Focusing on football is often considered to be the most socially beneficial of sports.
The sport is played on a pitch with players wearing uniforms and with players having to wear the same uniform, but there is also a team and a rival league.
It has many social benefits, including promoting team bonding and developing young players.
But is football good for you?
What is the science behind this?
Focusing exclusively on football, a new study suggests that the sport can actually make us sick.
The study, which looked at over 1,000 adults over four years, looked at the effects of football on their health.
The participants were then asked to complete a questionnaire about their general health, as well as their performance on a number of physical tests.

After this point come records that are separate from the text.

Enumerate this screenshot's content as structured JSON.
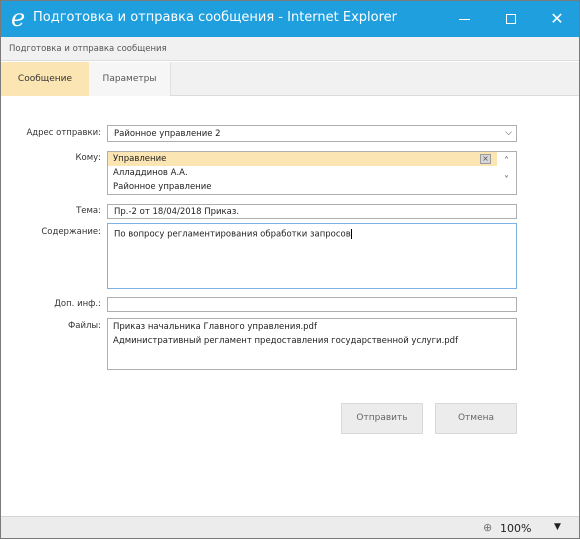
{
  "window": {
    "title": "Подготовка и отправка сообщения - Internet Explorer",
    "logo_glyph": "e",
    "minimize_icon": "minimize-icon",
    "maximize_icon": "maximize-icon",
    "close_icon": "close-icon",
    "close_glyph": "✕"
  },
  "subtitle": "Подготовка и отправка сообщения",
  "tabs": [
    {
      "label": "Сообщение",
      "active": true
    },
    {
      "label": "Параметры",
      "active": false
    }
  ],
  "form": {
    "from_label": "Адрес отправки:",
    "from_value": "Районное управление 2",
    "to_label": "Кому:",
    "to_items": [
      "Управление",
      "Алладдинов А.А.",
      "Районное управление"
    ],
    "to_remove_glyph": "×",
    "subject_label": "Тема:",
    "subject_value": "Пр.-2 от 18/04/2018 Приказ.",
    "content_label": "Содержание:",
    "content_value": "По вопросу регламентирования обработки запросов",
    "extra_label": "Доп. инф.:",
    "extra_value": "",
    "files_label": "Файлы:",
    "files": [
      "Приказ начальника Главного управления.pdf",
      "Административный регламент предоставления государственной услуги.pdf"
    ]
  },
  "buttons": {
    "send": "Отправить",
    "cancel": "Отмена"
  },
  "status": {
    "zoom": "100%",
    "zoom_glyph": "⊕",
    "dropdown_glyph": "▼"
  },
  "colors": {
    "titlebar": "#1f9fde",
    "active_tab": "#fbe6b3",
    "selected_row": "#fbe6b3"
  }
}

There was a statistically significant association between a higher number of minutes played in football and an increased risk of developing diabetes, hypertension and high blood pressure.
The risk of having a heart attack was also higher if participants played more than four minutes per week.
The findings were published in the Journal of Epidemiology and Community Health and were based on data from the National Health and Nutrition Examination Survey (NHANES), the Health and Retirement Study (HRSS), and the Health Professionals Follow-up Study (HPFS).
The results were not affected by playing more than one game per week, playing for more than 20 years or having more than three friends.
However, there were no significant associations between participation in football or playing on the pitch and any of the other major risk factors.
The research was done by researchers from the University of Bath, the University Hospital, Leicester University, the Medical Research Council (MRC), the University College London (UCL), the City of London Medical School, the London School of Hygiene and Tropical Medicine (LSEHM), the Imperial College London, the UK National Health Service and the University Hospitals Birmingham.
“There is no reason to think that playing is inherently or necessarily associated with increased health risks, which are linked to a range of chronic conditions including diabetes, high blood pressures and depression.” “
He added: “The researchers also emphasised that this is an observational study and there are many other factors that may influence health outcomes in relation to football. “
There is no reason to think that playing is inherently or necessarily associated with increased health risks, which are linked to a range of chronic conditions including diabetes, high blood pressures and depression.”
“We would encourage people to consider the many health benefits that football can bring, such as boosting the physical fitness of young children, boosting confidence and improving their mental health.” “
Dr David Jones from the MRC said: ‘Football is the world’s most popular sport, with over 3 billion fans in over 200 countries. “
We would encourage people to consider the many health benefits that football can bring, such as boosting the physical fitness of young children, boosting confidence and improving their mental health.”
Dr David Jones from the MRC said: ‘Football is the world’s most popular sport, with over 3 billion fans in over 200 countries.
‘Its popularity is not limited to just football, with many other popular sports including basketball, soccer and rugby also being popular.
‘But we needn’t be complacent about these findings.
‘Football offers a range, from the physical benefits of playing, to the social benefits of socialising and the enjoyment of the sport itself.
‘In order to improve the health of the British public, we must all play sport.’
Source: Football Italiano article Football Italo article Football has a long history of playing an important role in human society, both as a sport and as a means of social interaction.
However there are certain benefits that can be gained by playing football that are worth paying attention to when you are trying to improve your health.
Some of the more common benefits include: improving your immune system: a recent study found that football has a significant effect on the immune system and can increase the number of white blood cells (B cells) present in the body.
This is because playing football may help protect the body from infections and boost the number and number of antibodies produced by the immune response.
This may also help reduce inflammation, which is the inflammation of the body caused by the breakdown of the cells in your body.
Playing football may also reduce the risk of cardiovascular disease and diabetes.
The more physical activity you do, the better you will be at keeping your heart healthy.
Playing is good for your brain: studies have also found that playing matches may help improve cognitive function.
In a study conducted by researchers at the University Health Network in Manchester, researchers found that the more physically active people were, the lower their blood pressure and the lower the levels of cognitive function they were.
The researchers also found higher levels of aerobic fitness in those who played more matches.
The results of the study, however, were not